Alcoholism can be defined in several ways. As defined as a dependence by the fourth edition of the Diagnostic and Statistical Manual of Mental Disorders (DSM-IV), it is characterized by at least three of the following symptoms that last for a year or longer:
- Greater tolerance to alcohol
Withdrawal symptoms if alcohol use stops
- Drinking more alcohol than intended regularly
- Inability or desire to control use
- Excessive time spent obtaining or figuring out how to obtain alcohol, using alcohol or recovering from its use
- Continued use despite negative physical and psychological consequences
- Reduction in ability to function socially, or in previous level of recreational or work activities.

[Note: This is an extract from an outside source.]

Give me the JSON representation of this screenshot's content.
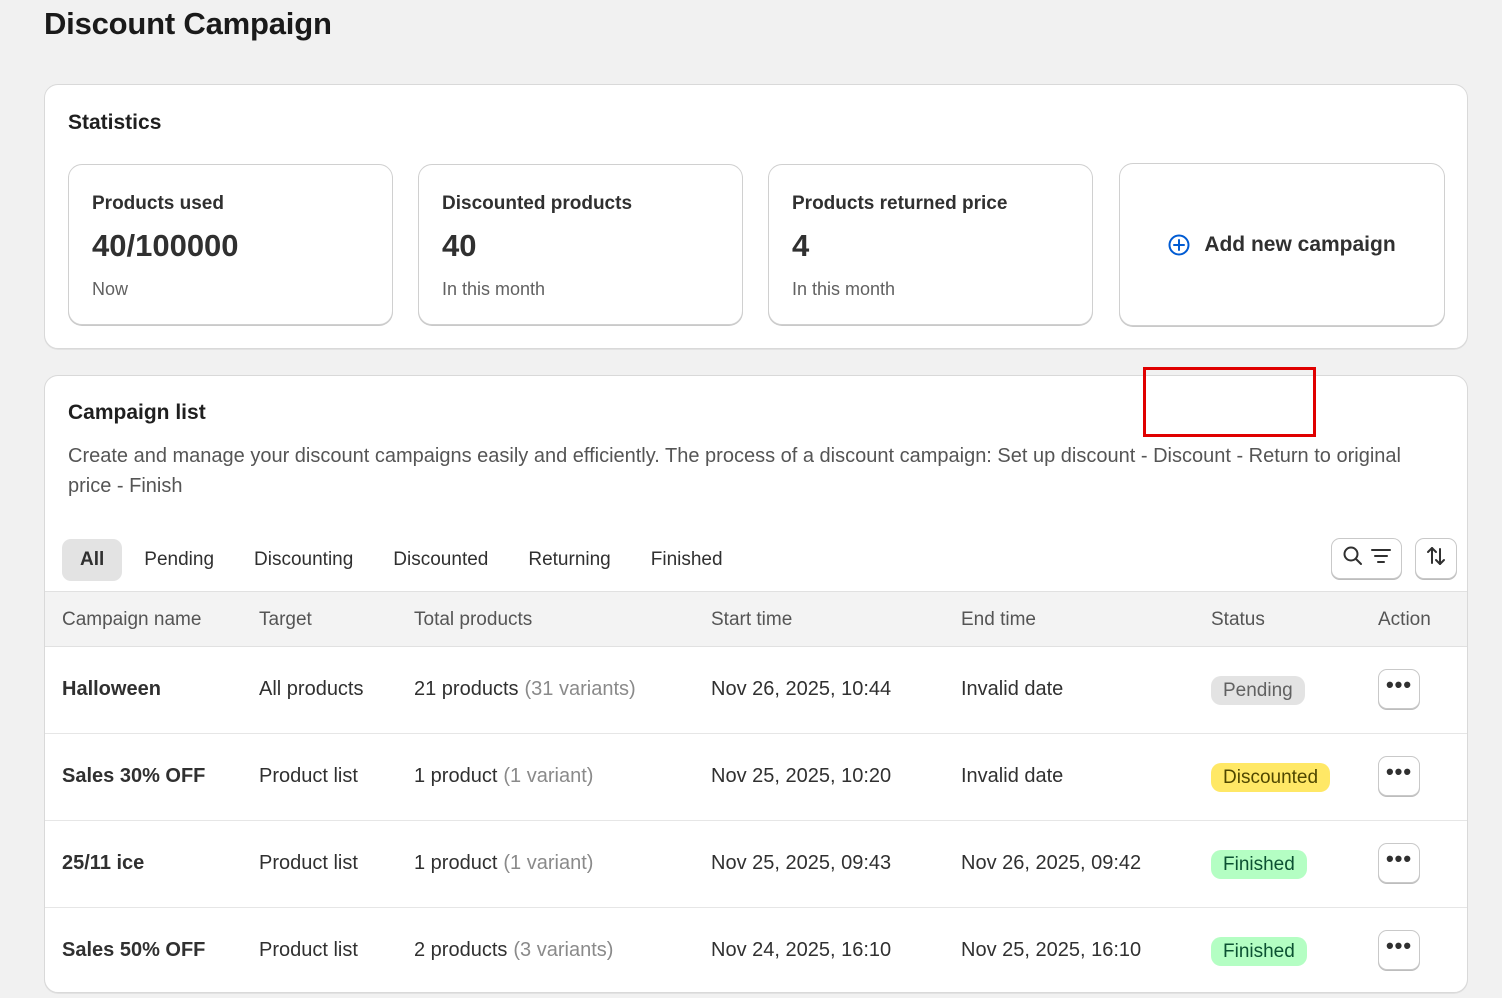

There is quite a bit of debate about whether alcoholism is technically a “disease” or a dependence. Also there are numerous explanations as to cause. It is known that some alcoholics seem to have a genetic pull towards the condition; yet not all people with these genes exhibit it. However, if one notes a lot of family history of alcoholism, it may be prudent to not consume alcohol. Even small amounts of alcohol might make one more prone to dependence.
In general, addiction created by alcoholism tends to gradually cause problems in the alcoholic’s personal, social and work life. In most cases, these problems alone cannot help the alcoholic stop drinking, a sure sign of alcoholism. In fact many recovering alcoholics believe that the majority of alcoholics must hit extreme “rock bottom” before they can commit to sobriety.
Further, excessive drinking is in essence poisoning the body. Alcoholics risk destroying their kidneys, liver, and numerous heart disease components when they continue to drink. Alcoholism remains a major health concern in the US, where it is estimated that $170 billion US Dollars (USD) a year is spent on health care issues related to it. There is also the collateral damage of the alcoholic’s behavior. A drunk driver, an alcoholic pregnant woman, or a spouse who becomes abusive as a result of alcohol, risks destroying not only him or herself, but also others.
Many different modes of treatment exist for alcoholism, and some are more successful than others. Recently, some alcoholics have preferred to participate in modified drinking programs. However, these programs are of recent inception, and are probably not quite as effective as complete abstinence. The theory behind their lack of success for many is that each drink reduces judgment, making it more likely the alcoholic will exceed previously set limits.
Programs like Alcoholics Anonymous (AA) have been successful for many, but AA does have its detractors. In particular, some alcoholics felt that taking any psychiatric medicines was considered as “cheating.” Some AA programs are now labeled “dual diagnosis” programs. They address the person’s alcoholism and other substantive mental illness at the same time. These have often proven effective for those who became alcoholics to mask symptoms of significant mental illness.
Others use a combination of psychological and drug therapy. Certain drugs create aversion to alcohol, or block the body’s pleasure releasing hormone response to alcohol. The latter may over time help the drinker stop, because there are no mental rewards to be had from continued drinking. The former can help one stop drinking because they cause extreme sickness if one does drink. However, these drugs can be physically dangerous to use if the alcoholic continues to drink.
Regardless of what program one uses to stop alcoholism, all true alcoholics are at extreme health risk when first ceasing alcohol. Severe alcoholics undergo delirium tremens, which can cause life-threatening convulsions during the first day to several days after ceasing drinking. Therefore, quitting drinking should be done under the guidance of medical professionals, who can help administer drug therapy that will prevent convulsions.